/---

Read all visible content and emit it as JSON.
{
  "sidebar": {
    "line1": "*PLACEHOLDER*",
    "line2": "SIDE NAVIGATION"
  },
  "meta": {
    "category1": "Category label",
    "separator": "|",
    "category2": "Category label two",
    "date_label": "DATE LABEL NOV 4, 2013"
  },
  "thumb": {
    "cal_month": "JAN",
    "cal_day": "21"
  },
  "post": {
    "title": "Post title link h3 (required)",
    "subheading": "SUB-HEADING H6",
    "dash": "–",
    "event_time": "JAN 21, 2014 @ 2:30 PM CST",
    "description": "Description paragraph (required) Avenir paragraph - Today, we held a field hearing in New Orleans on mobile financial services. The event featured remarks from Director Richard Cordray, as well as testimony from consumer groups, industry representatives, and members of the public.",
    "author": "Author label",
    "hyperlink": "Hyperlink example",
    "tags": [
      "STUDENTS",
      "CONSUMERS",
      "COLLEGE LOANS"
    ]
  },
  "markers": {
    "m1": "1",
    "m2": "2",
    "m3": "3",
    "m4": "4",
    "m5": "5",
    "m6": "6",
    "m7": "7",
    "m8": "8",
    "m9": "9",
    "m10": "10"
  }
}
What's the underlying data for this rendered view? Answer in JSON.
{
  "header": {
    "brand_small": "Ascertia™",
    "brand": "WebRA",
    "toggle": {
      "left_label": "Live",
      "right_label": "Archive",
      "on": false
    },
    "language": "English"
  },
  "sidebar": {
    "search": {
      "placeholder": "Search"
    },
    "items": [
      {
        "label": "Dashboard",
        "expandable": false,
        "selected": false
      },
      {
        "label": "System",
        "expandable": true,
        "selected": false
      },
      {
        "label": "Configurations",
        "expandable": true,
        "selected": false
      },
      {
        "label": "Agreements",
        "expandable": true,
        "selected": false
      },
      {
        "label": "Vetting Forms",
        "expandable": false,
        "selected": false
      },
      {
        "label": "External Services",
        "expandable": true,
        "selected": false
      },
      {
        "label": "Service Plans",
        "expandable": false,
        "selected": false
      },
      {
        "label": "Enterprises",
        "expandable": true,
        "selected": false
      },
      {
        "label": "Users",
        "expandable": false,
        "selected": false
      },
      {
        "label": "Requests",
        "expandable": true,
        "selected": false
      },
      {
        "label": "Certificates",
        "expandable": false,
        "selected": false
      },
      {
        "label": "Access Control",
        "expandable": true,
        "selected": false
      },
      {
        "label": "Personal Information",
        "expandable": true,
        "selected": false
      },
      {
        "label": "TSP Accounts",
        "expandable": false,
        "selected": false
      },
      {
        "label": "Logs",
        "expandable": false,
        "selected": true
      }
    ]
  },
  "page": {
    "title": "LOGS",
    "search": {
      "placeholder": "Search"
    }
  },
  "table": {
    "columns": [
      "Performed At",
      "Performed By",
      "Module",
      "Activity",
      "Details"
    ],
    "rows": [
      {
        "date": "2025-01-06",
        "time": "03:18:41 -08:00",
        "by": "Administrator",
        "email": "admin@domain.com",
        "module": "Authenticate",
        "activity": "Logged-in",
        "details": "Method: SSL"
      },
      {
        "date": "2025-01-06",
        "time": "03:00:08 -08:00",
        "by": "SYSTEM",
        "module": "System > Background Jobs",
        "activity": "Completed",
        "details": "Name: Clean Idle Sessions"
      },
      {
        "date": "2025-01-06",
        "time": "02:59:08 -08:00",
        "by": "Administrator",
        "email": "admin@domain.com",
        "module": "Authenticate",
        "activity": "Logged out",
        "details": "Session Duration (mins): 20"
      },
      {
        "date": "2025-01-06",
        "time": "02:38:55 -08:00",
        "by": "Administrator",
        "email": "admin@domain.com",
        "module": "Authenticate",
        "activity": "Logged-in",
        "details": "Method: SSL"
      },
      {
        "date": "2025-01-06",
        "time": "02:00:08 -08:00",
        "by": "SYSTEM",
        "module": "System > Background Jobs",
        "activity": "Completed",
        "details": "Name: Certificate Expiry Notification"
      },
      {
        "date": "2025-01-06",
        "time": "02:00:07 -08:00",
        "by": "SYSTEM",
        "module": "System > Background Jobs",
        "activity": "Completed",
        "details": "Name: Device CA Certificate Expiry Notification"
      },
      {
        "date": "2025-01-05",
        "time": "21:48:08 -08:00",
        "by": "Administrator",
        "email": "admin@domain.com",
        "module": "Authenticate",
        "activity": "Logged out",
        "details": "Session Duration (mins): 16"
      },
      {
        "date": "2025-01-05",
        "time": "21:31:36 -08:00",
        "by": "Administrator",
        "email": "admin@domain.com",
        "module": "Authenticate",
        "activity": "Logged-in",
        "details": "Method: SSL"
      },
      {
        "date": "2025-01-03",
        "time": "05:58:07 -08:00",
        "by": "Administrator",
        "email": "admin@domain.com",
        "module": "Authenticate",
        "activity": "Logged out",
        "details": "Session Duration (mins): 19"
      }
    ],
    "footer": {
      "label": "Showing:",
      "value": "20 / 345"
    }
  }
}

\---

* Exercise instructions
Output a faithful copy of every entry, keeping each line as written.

* Solution
Read all visible content and emit it as JSON.
{
  "sidebar": {
    "line1": "*PLACEHOLDER*",
    "line2": "SIDE NAVIGATION"
  },
  "meta": {
    "category1": "Category label",
    "separator": "|",
    "category2": "Category label two",
    "date_label": "DATE LABEL NOV 4, 2013"
  },
  "thumb": {
    "cal_month": "JAN",
    "cal_day": "21"
  },
  "post": {
    "title": "Post title link h3 (required)",
    "subheading": "SUB-HEADING H6",
    "dash": "–",
    "event_time": "JAN 21, 2014 @ 2:30 PM CST",
    "description": "Description paragraph (required) Avenir paragraph - Today, we held a field hearing in New Orleans on mobile financial services. The event featured remarks from Director Richard Cordray, as well as testimony from consumer groups, industry representatives, and members of the public.",
    "author": "Author label",
    "hyperlink": "Hyperlink example",
    "tags": [
      "STUDENTS",
      "CONSUMERS",
      "COLLEGE LOANS"
    ]
  },
  "markers": {
    "m1": "1",
    "m2": "2",
    "m3": "3",
    "m4": "4",
    "m5": "5",
    "m6": "6",
    "m7": "7",
    "m8": "8",
    "m9": "9",
    "m10": "10"
  }
}
What's the underlying data for this rendered view? Answer in JSON.
{
  "header": {
    "brand_small": "Ascertia™",
    "brand": "WebRA",
    "toggle": {
      "left_label": "Live",
      "right_label": "Archive",
      "on": false
    },
    "language": "English"
  },
  "sidebar": {
    "search": {
      "placeholder": "Search"
    },
    "items": [
      {
        "label": "Dashboard",
        "expandable": false,
        "selected": false
      },
      {
        "label": "System",
        "expandable": true,
        "selected": false
      },
      {
        "label": "Configurations",
        "expandable": true,
        "selected": false
      },
      {
        "label": "Agreements",
        "expandable": true,
        "selected": false
      },
      {
        "label": "Vetting Forms",
        "expandable": false,
        "selected": false
      },
      {
        "label": "External Services",
        "expandable": true,
        "selected": false
      },
      {
        "label": "Service Plans",
        "expandable": false,
        "selected": false
      },
      {
        "label": "Enterprises",
        "expandable": true,
        "selected": false
      },
      {
        "label": "Users",
        "expandable": false,
        "selected": false
      },
      {
        "label": "Requests",
        "expandable": true,
        "selected": false
      },
      {
        "label": "Certificates",
        "expandable": false,
        "selected": false
      },
      {
        "label": "Access Control",
        "expandable": true,
        "selected": false
      },
      {
        "label": "Personal Information",
        "expandable": true,
        "selected": false
      },
      {
        "label": "TSP Accounts",
        "expandable": false,
        "selected": false
      },
      {
        "label": "Logs",
        "expandable": false,
        "selected": true
      }
    ]
  },
  "page": {
    "title": "LOGS",
    "search": {
      "placeholder": "Search"
    }
  },
  "table": {
    "columns": [
      "Performed At",
      "Performed By",
      "Module",
      "Activity",
      "Details"
    ],
    "rows": [
      {
        "date": "2025-01-06",
        "time": "03:18:41 -08:00",
        "by": "Administrator",
        "email": "admin@domain.com",
        "module": "Authenticate",
        "activity": "Logged-in",
        "details": "Method: SSL"
      },
      {
        "date": "2025-01-06",
        "time": "03:00:08 -08:00",
        "by": "SYSTEM",
        "module": "System > Background Jobs",
        "activity": "Completed",
        "details": "Name: Clean Idle Sessions"
      },
      {
        "date": "2025-01-06",
        "time": "02:59:08 -08:00",
        "by": "Administrator",
        "email": "admin@domain.com",
        "module": "Authenticate",
        "activity": "Logged out",
        "details": "Session Duration (mins): 20"
      },
      {
        "date": "2025-01-06",
        "time": "02:38:55 -08:00",
        "by": "Administrator",
        "email": "admin@domain.com",
        "module": "Authenticate",
        "activity": "Logged-in",
        "details": "Method: SSL"
      },
      {
        "date": "2025-01-06",
        "time": "02:00:08 -08:00",
        "by": "SYSTEM",
        "module": "System > Background Jobs",
        "activity": "Completed",
        "details": "Name: Certificate Expiry Notification"
      },
      {
        "date": "2025-01-06",
        "time": "02:00:07 -08:00",
        "by": "SYSTEM",
        "module": "System > Background Jobs",
        "activity": "Completed",
        "details": "Name: Device CA Certificate Expiry Notification"
      },
      {
        "date": "2025-01-05",
        "time": "21:48:08 -08:00",
        "by": "Administrator",
        "email": "admin@domain.com",
        "module": "Authenticate",
        "activity": "Logged out",
        "details": "Session Duration (mins): 16"
      },
      {
        "date": "2025-01-05",
        "time": "21:31:36 -08:00",
        "by": "Administrator",
        "email": "admin@domain.com",
        "module": "Authenticate",
        "activity": "Logged-in",
        "details": "Method: SSL"
      },
      {
        "date": "2025-01-03",
        "time": "05:58:07 -08:00",
        "by": "Administrator",
        "email": "admin@domain.com",
        "module": "Authenticate",
        "activity": "Logged out",
        "details": "Session Duration (mins): 19"
      }
    ],
    "footer": {
      "label": "Showing:",
      "value": "20 / 345"
    }
  }
}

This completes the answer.